*ACTIVITY:*
Among the entries, find the lines with the string "dysku" and report them.

** Opening PROVIDED DATA block **

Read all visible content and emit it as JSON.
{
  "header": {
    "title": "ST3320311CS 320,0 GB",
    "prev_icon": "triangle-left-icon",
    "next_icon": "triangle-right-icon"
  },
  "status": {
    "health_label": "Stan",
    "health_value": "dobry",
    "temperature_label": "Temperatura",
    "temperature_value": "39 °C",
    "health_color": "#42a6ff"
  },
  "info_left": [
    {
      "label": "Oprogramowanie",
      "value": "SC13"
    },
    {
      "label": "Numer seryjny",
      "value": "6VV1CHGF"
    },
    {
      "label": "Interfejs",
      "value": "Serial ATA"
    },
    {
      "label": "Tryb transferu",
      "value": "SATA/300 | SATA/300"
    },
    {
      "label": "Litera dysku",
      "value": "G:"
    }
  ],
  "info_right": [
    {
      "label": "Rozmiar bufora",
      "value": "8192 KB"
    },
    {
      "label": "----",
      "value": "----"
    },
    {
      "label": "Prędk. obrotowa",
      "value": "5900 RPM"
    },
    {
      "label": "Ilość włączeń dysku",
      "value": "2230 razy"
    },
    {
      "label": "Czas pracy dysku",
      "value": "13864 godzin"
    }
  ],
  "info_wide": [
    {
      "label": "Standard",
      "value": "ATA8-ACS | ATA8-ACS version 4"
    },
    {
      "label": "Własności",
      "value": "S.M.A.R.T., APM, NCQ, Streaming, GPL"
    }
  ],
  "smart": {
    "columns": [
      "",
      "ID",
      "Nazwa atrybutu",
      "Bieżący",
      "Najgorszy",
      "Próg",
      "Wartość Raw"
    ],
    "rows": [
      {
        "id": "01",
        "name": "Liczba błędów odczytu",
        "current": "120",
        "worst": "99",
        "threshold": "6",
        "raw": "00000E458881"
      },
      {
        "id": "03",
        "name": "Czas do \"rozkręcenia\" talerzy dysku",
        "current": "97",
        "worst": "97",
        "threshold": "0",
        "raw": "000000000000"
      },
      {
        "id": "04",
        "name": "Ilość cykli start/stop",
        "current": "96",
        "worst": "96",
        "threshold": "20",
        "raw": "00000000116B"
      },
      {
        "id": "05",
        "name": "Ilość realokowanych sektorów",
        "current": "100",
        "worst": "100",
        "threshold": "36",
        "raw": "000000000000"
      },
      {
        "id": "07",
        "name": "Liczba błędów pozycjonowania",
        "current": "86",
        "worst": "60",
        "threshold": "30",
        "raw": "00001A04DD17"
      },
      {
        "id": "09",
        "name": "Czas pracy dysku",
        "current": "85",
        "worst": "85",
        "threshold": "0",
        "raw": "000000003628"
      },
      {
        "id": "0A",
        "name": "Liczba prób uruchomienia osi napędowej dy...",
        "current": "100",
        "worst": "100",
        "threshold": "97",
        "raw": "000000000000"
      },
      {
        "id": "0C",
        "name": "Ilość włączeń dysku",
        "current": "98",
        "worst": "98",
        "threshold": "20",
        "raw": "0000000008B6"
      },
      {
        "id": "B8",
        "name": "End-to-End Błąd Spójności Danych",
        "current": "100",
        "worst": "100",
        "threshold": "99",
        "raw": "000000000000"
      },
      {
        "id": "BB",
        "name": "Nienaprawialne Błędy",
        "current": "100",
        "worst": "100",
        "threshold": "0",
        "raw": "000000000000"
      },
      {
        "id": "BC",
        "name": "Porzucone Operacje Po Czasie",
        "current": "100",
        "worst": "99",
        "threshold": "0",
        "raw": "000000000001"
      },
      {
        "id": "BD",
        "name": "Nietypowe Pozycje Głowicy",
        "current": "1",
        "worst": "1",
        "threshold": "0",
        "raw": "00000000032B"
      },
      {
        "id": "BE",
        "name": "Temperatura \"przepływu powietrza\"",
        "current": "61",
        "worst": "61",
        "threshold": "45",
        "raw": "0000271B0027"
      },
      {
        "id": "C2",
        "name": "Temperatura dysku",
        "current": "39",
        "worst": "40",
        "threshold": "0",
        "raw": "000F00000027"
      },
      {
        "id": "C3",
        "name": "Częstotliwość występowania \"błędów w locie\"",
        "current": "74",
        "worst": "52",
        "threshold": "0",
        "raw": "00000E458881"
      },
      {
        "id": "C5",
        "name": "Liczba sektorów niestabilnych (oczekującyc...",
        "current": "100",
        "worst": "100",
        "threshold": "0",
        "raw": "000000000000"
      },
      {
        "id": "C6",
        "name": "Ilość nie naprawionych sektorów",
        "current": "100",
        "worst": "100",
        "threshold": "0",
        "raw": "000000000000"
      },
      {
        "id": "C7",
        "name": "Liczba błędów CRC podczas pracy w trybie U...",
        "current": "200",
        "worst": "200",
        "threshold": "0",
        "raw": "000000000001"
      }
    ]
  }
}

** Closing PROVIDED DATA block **

*THE COMPLETED TASK:*
      "label": "Litera dysku",
      "label": "Ilość włączeń dysku",
      "label": "Czas pracy dysku",
        "name": "Czas do \"rozkręcenia\" talerzy dysku",
        "name": "Czas pracy dysku",
        "name": "Ilość włączeń dysku",
        "name": "Temperatura dysku",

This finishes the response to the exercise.